Directions: Which lines in the records below mention the word "Median"? Copy each one out.

Provided information:
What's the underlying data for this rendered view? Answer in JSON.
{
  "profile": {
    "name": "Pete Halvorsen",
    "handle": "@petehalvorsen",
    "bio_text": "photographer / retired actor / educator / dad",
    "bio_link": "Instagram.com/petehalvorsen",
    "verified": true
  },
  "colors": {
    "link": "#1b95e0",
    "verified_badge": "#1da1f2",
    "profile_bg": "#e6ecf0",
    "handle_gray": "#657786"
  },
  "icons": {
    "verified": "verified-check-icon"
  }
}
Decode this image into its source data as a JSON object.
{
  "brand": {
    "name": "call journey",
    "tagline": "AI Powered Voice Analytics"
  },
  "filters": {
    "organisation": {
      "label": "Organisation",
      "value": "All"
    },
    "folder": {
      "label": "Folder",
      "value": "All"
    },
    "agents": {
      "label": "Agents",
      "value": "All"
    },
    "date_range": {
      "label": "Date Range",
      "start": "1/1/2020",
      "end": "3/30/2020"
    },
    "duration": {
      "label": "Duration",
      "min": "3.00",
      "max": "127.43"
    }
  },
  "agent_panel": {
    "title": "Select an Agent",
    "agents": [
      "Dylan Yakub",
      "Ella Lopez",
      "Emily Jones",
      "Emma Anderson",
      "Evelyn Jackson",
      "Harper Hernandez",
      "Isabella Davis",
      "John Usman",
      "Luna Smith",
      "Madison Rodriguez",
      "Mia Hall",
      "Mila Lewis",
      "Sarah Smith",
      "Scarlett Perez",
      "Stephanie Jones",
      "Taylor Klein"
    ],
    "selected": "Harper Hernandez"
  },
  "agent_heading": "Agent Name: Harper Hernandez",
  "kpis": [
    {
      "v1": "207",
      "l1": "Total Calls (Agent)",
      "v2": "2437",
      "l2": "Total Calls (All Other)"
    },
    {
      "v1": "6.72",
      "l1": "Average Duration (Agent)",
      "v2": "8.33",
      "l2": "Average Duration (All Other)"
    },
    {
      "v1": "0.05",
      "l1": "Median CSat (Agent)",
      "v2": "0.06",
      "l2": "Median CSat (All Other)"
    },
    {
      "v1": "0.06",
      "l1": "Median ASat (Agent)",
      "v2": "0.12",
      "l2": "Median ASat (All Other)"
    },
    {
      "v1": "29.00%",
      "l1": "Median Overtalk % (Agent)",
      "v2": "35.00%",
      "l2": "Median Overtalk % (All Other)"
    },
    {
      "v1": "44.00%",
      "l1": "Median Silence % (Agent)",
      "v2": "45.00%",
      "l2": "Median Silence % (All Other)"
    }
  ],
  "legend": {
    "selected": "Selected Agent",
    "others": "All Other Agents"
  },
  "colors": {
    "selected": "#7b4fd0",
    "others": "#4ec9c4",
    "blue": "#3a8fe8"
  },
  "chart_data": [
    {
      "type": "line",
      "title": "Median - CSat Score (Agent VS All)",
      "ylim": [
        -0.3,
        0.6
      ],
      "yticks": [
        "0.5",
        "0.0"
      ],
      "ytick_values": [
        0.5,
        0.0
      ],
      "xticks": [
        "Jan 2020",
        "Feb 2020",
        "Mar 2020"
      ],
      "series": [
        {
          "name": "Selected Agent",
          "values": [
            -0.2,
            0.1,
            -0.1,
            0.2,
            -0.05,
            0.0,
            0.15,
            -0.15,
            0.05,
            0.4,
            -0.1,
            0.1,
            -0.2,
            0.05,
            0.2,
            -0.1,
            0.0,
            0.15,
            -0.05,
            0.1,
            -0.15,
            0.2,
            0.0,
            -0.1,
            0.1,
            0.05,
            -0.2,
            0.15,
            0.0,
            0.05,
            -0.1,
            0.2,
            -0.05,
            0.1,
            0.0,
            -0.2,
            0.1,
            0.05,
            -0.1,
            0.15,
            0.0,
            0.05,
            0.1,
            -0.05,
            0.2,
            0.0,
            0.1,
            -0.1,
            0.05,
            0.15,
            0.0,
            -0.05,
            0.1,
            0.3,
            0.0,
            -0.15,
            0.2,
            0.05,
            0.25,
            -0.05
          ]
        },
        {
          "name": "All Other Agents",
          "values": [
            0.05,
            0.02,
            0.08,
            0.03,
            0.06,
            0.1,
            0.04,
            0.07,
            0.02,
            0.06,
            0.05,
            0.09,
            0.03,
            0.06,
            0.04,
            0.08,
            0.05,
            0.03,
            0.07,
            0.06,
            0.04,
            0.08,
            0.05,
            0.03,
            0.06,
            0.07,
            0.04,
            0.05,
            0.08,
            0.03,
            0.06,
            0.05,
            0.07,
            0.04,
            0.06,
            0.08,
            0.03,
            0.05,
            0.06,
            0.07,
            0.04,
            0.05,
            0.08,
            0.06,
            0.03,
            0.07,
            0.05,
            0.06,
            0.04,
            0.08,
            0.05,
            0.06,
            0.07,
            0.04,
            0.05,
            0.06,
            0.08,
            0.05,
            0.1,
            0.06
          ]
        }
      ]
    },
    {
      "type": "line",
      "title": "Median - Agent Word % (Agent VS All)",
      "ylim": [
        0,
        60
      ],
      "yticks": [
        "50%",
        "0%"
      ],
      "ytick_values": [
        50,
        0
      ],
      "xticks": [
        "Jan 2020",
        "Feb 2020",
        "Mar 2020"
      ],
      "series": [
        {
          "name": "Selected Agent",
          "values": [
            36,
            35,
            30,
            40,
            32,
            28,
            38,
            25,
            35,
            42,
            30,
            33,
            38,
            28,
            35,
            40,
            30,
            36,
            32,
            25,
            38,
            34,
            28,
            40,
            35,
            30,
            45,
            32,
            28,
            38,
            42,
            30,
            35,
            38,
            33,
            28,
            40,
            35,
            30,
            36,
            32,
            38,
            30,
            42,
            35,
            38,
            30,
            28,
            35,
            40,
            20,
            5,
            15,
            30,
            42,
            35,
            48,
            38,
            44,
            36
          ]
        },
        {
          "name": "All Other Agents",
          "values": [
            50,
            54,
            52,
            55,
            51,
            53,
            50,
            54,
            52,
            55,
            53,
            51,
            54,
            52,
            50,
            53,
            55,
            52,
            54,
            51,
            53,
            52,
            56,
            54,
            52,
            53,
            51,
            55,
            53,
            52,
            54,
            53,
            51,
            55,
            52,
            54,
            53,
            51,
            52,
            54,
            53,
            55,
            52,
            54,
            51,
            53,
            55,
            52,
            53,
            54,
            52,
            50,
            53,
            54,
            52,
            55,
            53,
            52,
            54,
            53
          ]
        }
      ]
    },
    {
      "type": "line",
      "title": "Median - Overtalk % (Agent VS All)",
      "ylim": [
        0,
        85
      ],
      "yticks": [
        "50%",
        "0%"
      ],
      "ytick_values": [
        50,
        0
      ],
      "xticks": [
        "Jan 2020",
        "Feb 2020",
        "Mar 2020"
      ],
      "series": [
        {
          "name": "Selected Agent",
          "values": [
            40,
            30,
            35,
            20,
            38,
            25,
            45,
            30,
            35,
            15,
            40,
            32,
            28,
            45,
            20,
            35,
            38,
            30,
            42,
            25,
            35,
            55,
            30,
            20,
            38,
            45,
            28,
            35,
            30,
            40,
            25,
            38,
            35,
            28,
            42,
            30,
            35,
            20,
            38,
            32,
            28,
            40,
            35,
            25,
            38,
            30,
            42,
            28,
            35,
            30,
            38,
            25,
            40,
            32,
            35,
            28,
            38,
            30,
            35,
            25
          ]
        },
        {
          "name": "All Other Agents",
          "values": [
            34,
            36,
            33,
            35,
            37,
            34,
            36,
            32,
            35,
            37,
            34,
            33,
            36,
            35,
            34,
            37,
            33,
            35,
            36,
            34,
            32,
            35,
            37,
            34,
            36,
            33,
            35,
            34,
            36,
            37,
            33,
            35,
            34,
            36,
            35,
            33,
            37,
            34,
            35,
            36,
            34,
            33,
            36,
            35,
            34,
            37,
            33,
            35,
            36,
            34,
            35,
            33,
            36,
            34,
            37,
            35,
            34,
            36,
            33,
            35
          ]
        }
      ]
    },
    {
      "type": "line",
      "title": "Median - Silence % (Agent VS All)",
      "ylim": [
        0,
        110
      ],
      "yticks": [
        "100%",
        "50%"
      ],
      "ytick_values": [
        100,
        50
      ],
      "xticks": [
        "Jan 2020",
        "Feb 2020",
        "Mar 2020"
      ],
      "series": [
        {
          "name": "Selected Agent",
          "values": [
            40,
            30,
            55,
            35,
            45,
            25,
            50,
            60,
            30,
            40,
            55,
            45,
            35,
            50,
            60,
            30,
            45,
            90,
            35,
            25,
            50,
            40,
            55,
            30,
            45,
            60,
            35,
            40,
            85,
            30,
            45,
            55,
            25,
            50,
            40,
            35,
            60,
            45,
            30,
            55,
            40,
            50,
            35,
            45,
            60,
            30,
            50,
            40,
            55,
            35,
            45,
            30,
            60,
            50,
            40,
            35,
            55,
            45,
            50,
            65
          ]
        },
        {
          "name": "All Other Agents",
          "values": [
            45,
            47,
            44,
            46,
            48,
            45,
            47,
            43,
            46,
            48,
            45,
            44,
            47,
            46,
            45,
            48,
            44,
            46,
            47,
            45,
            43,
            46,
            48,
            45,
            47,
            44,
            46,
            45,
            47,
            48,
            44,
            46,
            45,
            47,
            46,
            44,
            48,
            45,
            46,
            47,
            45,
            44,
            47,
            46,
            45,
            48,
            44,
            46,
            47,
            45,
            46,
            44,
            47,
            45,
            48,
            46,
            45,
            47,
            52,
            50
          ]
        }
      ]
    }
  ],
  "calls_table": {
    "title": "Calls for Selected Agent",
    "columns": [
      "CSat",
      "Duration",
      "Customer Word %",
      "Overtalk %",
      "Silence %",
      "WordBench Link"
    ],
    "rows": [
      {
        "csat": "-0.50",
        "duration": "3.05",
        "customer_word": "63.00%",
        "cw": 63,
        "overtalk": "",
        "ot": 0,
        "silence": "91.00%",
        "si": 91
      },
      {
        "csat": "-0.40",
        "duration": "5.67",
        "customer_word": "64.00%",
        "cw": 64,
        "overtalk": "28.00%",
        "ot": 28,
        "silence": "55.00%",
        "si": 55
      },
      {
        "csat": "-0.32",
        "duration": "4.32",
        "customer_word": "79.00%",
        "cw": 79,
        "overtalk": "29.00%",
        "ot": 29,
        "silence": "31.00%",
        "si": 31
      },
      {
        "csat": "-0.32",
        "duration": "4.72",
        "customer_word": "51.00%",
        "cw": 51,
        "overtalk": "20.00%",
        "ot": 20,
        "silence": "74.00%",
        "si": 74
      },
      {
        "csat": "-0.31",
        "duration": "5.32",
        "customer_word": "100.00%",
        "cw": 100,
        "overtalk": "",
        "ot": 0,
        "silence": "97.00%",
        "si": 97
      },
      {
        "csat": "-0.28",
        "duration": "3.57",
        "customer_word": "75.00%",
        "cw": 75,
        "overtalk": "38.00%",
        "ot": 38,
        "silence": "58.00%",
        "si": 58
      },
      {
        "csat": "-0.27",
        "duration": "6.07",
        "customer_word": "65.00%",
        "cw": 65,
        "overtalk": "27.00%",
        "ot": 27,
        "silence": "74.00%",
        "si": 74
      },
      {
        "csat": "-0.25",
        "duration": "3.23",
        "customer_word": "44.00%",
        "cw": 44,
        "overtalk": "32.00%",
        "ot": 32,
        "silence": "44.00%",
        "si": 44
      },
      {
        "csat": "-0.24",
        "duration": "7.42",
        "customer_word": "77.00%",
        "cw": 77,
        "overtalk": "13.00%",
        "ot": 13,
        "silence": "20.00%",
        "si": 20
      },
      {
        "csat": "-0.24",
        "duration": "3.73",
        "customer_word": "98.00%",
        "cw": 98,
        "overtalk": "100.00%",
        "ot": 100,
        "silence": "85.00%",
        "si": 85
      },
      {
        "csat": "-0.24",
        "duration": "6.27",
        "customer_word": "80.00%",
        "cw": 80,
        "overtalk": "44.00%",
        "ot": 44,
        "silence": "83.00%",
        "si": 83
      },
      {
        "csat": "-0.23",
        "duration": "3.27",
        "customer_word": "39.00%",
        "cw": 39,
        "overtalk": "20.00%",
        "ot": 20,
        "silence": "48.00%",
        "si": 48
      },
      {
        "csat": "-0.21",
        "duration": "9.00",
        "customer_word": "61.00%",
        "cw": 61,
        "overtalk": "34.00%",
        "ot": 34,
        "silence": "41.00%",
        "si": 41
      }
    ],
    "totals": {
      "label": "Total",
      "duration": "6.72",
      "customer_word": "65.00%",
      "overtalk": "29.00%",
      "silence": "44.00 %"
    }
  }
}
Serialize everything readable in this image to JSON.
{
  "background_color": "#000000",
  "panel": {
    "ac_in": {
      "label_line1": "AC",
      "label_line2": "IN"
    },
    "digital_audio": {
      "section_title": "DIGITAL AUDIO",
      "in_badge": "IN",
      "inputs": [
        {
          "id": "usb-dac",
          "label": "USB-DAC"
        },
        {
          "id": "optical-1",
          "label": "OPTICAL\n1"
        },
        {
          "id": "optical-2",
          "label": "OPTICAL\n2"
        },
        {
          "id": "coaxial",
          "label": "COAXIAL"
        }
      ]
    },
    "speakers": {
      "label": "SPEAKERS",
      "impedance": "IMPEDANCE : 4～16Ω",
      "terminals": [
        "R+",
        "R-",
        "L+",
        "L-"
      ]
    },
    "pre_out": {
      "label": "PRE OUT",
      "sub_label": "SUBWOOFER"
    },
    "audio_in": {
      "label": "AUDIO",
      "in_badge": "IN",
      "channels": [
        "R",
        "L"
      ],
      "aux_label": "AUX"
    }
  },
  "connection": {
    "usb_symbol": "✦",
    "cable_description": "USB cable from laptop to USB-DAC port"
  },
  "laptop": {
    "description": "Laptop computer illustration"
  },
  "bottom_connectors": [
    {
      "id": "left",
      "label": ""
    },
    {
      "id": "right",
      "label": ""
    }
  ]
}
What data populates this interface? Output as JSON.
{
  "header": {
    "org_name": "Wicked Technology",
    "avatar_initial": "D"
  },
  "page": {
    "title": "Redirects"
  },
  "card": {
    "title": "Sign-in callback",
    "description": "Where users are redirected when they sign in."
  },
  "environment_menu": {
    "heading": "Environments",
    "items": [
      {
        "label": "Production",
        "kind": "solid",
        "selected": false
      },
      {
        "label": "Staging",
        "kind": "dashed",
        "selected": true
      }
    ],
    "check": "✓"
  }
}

Response to this exercise:
      "l1": "Median CSat (Agent)",
      "l2": "Median CSat (All Other)"
      "l1": "Median ASat (Agent)",
      "l2": "Median ASat (All Other)"
      "l1": "Median Overtalk % (Agent)",
      "l2": "Median Overtalk % (All Other)"
      "l1": "Median Silence % (Agent)",
      "l2": "Median Silence % (All Other)"
      "title": "Median - CSat Score (Agent VS All)",
      "title": "Median - Agent Word % (Agent VS All)",
      "title": "Median - Overtalk % (Agent VS All)",
      "title": "Median - Silence % (Agent VS All)",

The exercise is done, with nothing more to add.